News from the conference room: this is a series of blog posts in which blogging experts briefly review key Tech4Africa 2010 talks and panels from Day 1 and 2.
It’s not often in SA that you get to hear a group of developers chew the fat. Well, you get it all the time. But not these developers. Tech4Africa 2010 offered an “Intimate Q&A” panel with Andy Budd (Clear Left), Dustin Diaz (Twitter, previously Google/Gmail), Joe Stump (SimplyGeo, previously Digg), John Resig (Mozilla Foundation (jQuery), Jonathan Snook (Yahoo!). These are guys that are at the coalface of the biggest, most successful Web development projects in the world.
It was a lively, and very funny discussion. First up were some general words of wisdom from Joe Stump, developer extraordinaire (see separate post on his presentation on scaling Web environments to global audience). He’s from the Valley… and he says his greatest asset there is his network.

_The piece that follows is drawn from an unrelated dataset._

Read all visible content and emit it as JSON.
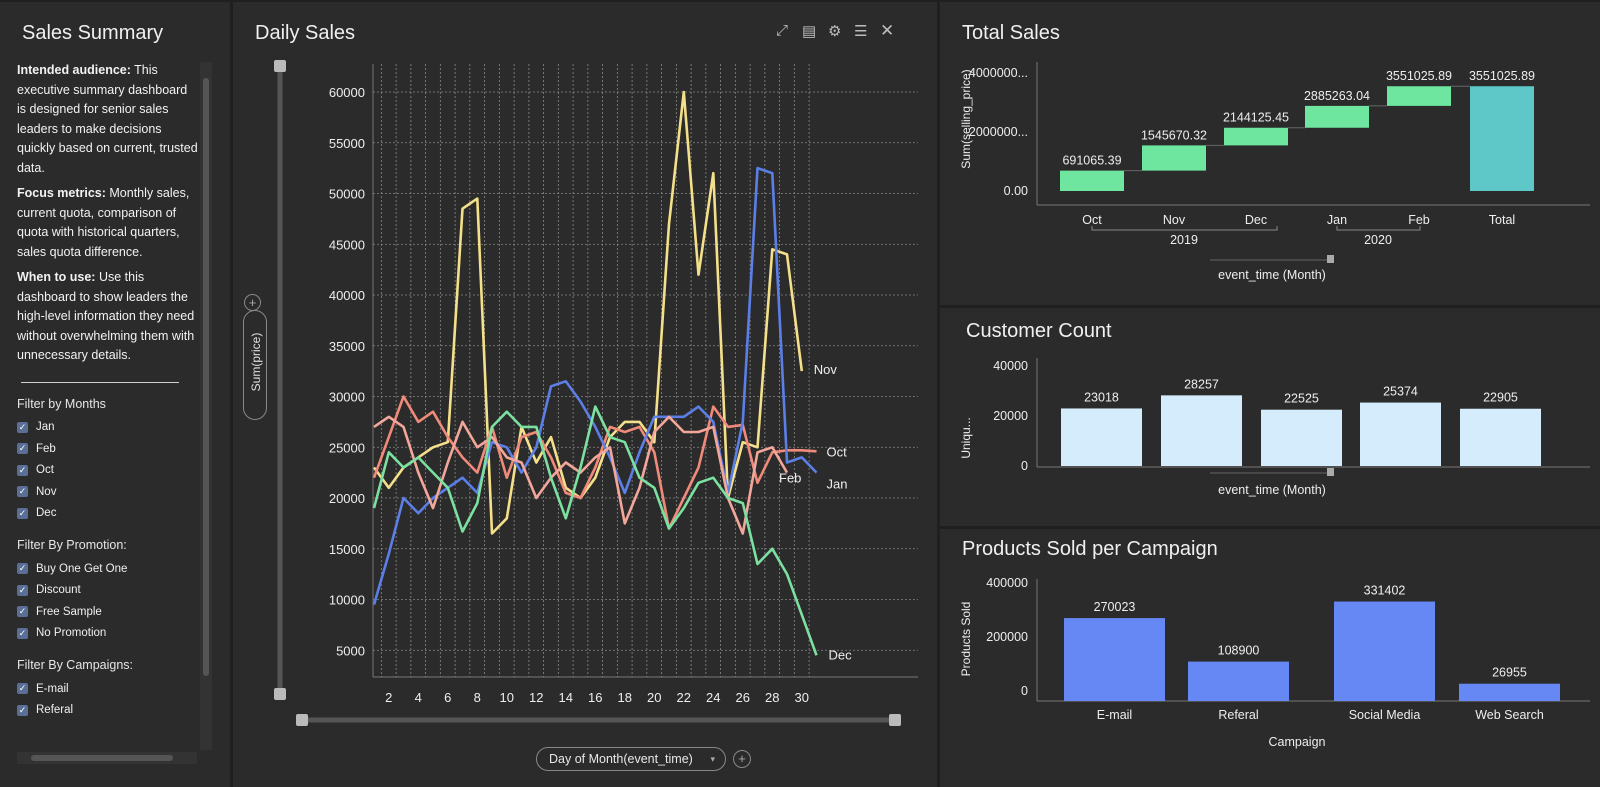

Many great developers, many great companies, many great brains, all sharing information and supporting others. Being commercial competitors doesn’t mean technology people shouldn’t help each other. Developers in Africa should build their networks, build their connections, and don’t be shy to ask for help and to share. Right. Enough serious stuff.
Some great quotable quotes:
* Can we ban the use of the word “Cloud”? Can we maybe use the word “Internet”?
* Question: Are frameworks stopping people investigating the depths of jscript? Answer: No-one wants to investigate the depths of jscript.
* Question: Will Flash be killed by HTML5?
Answer 1: Flash is the Cobol of the Internet.
Answer 2: It won’t go away for a long time, particularly for video.
* There are so many security holes in Flash, and people are driving buses through them.
* We’re getting clients saying, “Can you HTML5 our site?” and I think, “What the hell are you talking about?”
* The website is not the service, its just a gateway to the service.
* In the future, the browser is going to have more direct access to the hardware. The browser will become the OS, with more power and features.
(Ed’s note: What happens when the browser is so powerful and hardware-connected it will replace the OS. Will we then need a small, lightweight browser in the big fat OS-browser?)
* To go global you have to work on a baseline User Interface – don’t just develop for latest browsers, computers and phones.